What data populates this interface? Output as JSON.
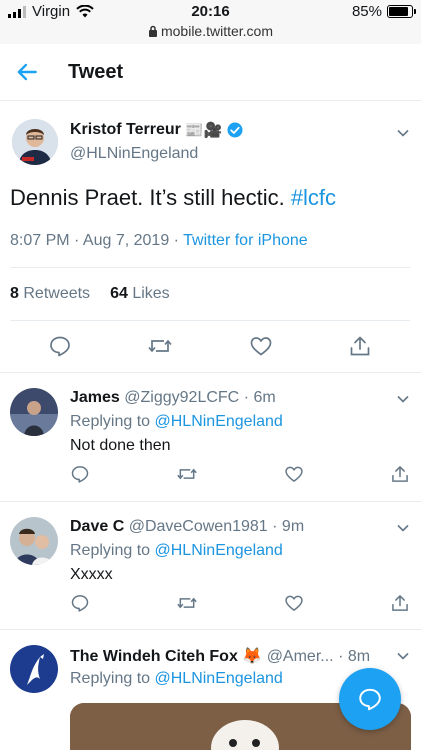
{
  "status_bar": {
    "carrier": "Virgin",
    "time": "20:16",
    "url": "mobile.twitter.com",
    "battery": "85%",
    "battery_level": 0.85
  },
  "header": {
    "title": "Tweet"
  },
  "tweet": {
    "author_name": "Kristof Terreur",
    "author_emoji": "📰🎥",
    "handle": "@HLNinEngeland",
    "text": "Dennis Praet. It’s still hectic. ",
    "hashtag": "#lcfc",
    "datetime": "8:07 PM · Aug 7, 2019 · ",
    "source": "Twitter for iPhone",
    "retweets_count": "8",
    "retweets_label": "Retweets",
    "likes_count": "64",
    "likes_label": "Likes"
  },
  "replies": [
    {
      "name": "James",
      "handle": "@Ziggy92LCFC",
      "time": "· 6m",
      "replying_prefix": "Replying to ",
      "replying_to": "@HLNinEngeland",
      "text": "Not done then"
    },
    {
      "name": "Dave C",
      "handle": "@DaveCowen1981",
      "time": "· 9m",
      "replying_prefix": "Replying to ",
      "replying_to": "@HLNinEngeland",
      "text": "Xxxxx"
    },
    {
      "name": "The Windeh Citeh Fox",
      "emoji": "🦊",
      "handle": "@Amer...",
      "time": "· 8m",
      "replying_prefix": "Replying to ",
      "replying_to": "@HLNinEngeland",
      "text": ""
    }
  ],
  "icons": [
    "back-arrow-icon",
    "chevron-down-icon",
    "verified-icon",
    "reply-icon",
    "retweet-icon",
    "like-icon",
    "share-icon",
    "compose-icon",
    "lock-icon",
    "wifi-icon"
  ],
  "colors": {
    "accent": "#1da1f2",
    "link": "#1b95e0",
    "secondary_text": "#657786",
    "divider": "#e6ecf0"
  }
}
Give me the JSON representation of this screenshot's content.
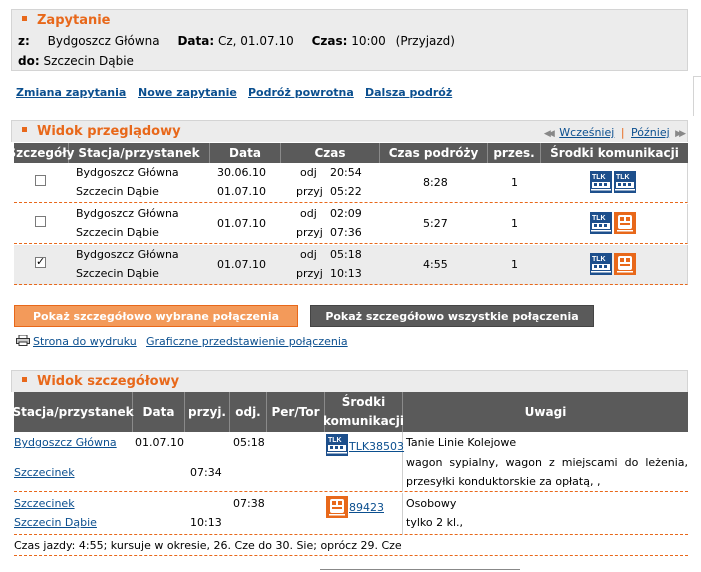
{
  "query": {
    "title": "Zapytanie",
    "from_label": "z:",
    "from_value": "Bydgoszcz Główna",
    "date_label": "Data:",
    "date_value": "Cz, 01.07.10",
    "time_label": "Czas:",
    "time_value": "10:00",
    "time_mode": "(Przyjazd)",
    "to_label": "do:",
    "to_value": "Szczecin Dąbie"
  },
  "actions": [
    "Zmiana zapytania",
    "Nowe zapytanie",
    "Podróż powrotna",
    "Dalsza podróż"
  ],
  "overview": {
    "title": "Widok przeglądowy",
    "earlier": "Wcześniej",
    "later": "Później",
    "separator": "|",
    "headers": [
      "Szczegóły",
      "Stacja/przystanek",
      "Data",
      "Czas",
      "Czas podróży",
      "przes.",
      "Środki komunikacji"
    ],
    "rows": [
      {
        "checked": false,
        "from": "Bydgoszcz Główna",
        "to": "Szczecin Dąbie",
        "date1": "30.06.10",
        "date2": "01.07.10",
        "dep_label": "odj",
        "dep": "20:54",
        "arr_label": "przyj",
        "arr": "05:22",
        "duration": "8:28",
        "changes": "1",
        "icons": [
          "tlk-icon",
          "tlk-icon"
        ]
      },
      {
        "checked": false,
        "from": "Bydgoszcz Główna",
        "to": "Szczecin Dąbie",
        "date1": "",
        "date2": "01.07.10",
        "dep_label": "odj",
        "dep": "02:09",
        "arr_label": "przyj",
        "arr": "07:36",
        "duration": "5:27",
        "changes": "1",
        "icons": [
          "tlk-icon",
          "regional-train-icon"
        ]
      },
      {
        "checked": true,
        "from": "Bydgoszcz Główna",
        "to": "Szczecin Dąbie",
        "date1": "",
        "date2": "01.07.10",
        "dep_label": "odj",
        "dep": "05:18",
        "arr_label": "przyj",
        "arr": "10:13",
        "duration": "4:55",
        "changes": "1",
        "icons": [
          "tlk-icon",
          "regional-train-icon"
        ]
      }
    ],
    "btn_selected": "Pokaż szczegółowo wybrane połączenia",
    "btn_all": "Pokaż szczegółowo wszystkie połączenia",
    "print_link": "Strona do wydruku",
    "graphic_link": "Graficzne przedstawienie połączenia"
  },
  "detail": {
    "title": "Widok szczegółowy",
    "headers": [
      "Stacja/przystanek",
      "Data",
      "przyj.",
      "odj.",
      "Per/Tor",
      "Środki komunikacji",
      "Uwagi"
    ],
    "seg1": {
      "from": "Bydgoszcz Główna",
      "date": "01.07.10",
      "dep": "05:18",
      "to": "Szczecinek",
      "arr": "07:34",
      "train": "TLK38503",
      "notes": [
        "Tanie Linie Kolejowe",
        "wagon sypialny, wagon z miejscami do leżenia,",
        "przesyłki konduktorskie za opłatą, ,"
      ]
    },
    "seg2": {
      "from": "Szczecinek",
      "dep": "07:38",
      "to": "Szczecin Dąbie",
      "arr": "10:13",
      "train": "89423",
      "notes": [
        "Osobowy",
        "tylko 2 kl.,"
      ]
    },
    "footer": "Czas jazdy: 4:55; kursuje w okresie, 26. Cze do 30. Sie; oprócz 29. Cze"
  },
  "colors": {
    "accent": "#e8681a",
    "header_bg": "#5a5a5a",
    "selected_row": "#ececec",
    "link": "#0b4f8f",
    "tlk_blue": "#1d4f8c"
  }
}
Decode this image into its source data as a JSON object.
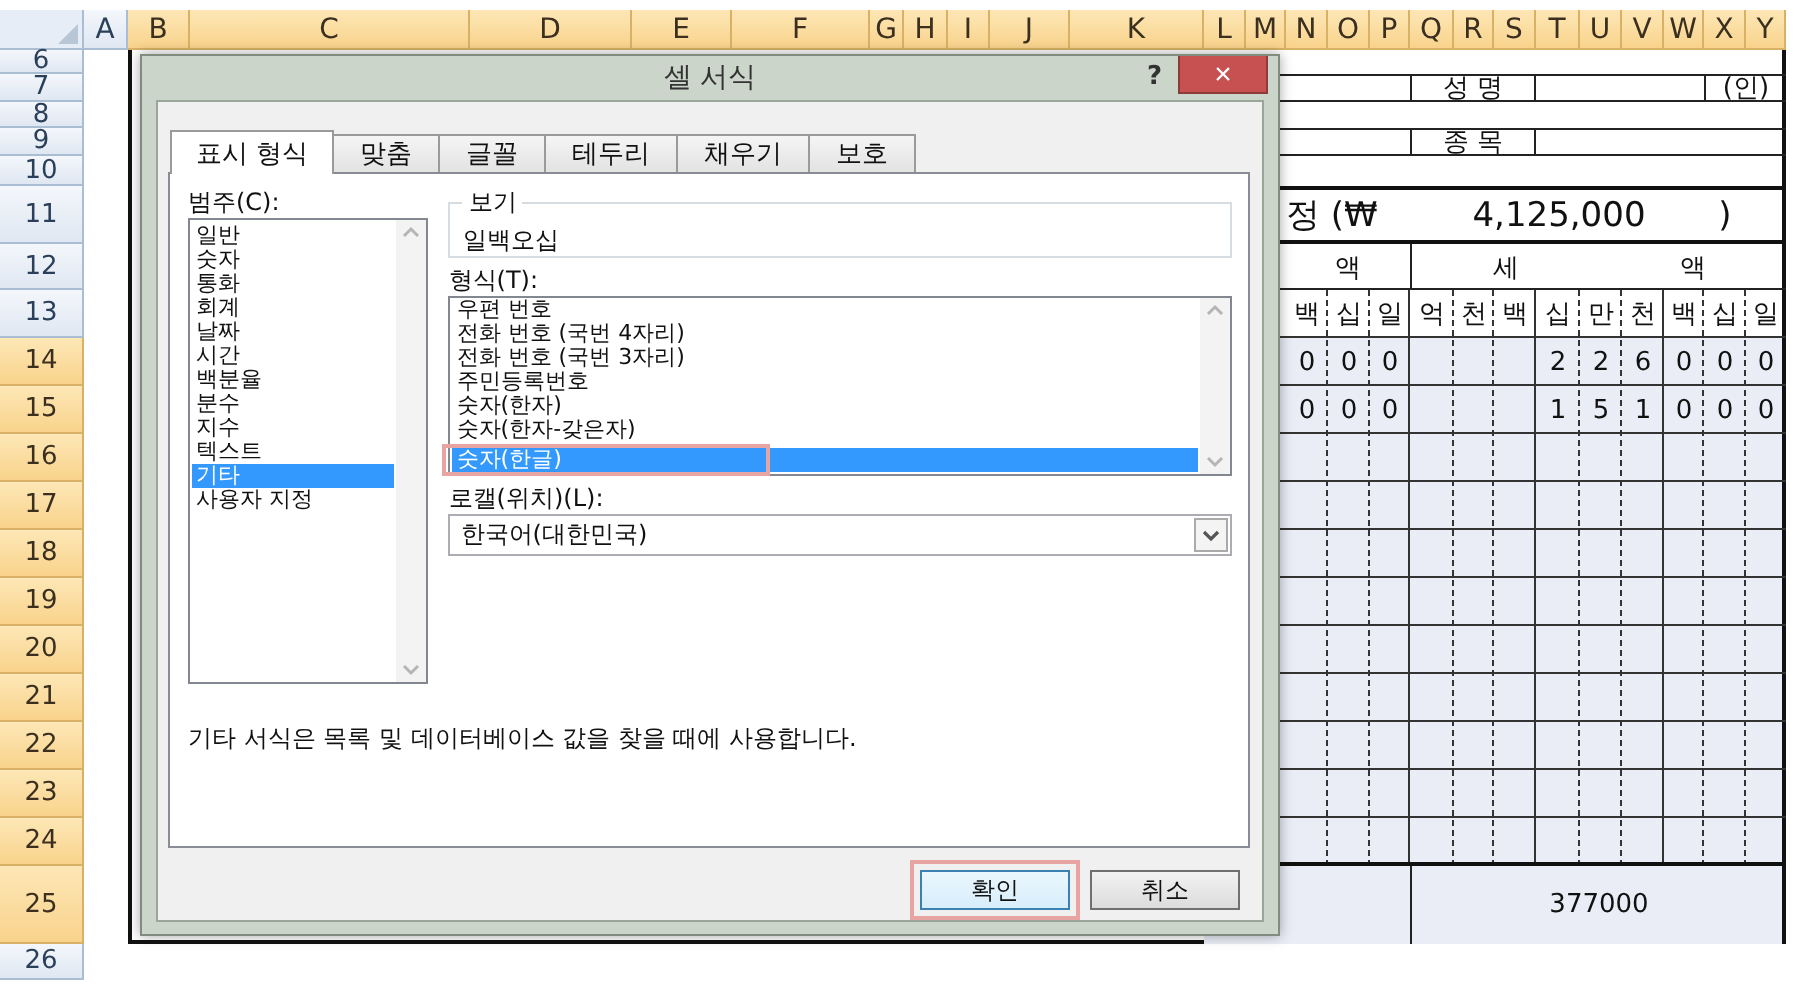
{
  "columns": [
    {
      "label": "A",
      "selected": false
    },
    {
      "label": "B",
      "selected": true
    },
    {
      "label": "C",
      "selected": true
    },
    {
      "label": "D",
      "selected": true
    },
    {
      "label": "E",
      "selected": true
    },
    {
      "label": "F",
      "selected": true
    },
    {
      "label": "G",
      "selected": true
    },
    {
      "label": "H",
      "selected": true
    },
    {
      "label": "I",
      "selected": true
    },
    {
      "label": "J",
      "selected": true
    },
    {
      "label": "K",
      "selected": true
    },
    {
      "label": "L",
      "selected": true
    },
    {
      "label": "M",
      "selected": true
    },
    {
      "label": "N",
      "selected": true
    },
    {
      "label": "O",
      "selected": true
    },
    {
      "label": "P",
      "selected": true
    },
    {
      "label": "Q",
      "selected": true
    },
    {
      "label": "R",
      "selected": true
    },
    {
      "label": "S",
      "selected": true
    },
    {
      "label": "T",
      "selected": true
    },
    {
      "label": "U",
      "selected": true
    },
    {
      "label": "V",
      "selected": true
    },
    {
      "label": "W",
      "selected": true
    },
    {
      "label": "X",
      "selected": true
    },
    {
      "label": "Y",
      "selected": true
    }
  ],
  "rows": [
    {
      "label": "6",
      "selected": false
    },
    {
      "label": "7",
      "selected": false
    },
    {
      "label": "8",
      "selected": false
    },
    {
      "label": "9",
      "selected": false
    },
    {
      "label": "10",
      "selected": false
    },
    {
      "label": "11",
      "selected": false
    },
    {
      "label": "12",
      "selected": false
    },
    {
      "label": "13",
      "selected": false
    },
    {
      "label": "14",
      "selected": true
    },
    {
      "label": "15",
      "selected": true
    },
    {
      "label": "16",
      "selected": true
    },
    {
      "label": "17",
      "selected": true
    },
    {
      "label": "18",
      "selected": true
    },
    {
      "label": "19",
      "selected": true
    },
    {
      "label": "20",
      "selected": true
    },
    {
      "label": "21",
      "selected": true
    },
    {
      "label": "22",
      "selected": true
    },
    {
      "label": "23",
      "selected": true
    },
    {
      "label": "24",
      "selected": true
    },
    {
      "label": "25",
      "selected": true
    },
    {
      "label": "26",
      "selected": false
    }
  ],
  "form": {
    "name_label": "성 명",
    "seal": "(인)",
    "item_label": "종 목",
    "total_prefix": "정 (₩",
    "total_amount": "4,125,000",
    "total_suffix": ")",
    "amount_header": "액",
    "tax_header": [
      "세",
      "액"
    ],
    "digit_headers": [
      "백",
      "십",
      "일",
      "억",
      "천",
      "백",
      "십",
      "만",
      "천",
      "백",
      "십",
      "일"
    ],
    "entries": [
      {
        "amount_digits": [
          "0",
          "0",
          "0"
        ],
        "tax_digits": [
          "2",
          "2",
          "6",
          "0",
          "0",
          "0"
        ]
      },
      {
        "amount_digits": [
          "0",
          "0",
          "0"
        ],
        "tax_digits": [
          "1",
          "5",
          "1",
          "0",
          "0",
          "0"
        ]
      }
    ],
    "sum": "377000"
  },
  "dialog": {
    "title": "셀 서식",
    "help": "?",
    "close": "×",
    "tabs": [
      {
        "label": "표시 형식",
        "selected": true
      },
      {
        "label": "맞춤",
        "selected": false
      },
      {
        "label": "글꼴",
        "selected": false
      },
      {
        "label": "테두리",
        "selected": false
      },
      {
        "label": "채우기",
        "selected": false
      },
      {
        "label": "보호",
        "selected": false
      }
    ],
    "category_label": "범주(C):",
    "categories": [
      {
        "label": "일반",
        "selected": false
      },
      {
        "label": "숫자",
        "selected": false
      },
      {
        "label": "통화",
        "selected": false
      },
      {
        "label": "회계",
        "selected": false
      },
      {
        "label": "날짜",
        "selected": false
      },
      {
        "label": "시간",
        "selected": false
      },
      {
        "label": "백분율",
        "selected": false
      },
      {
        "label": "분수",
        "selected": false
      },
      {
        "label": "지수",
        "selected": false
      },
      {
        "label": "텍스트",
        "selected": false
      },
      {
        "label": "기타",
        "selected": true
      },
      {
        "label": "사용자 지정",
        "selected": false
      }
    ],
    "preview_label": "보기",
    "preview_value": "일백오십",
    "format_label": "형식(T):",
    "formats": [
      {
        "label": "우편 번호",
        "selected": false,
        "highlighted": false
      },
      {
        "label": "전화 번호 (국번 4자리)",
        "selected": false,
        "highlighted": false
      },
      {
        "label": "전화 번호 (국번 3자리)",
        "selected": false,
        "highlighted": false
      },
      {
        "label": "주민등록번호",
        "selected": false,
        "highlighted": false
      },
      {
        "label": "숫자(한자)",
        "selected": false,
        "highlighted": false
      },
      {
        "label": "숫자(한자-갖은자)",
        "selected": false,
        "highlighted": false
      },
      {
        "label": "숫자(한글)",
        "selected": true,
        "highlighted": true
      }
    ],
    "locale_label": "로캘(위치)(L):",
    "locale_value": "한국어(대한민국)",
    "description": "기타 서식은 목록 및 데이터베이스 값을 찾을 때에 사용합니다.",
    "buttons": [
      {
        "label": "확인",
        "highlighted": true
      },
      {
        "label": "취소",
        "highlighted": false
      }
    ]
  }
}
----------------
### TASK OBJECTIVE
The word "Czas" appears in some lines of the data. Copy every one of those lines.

### TASK ANSWER
    "time_label": "Czas:",
      "Czas",
      "Czas podróży",
    "footer": "Czas jazdy: 4:55; kursuje w okresie, 26. Cze do 30. Sie; oprócz 29. Cze"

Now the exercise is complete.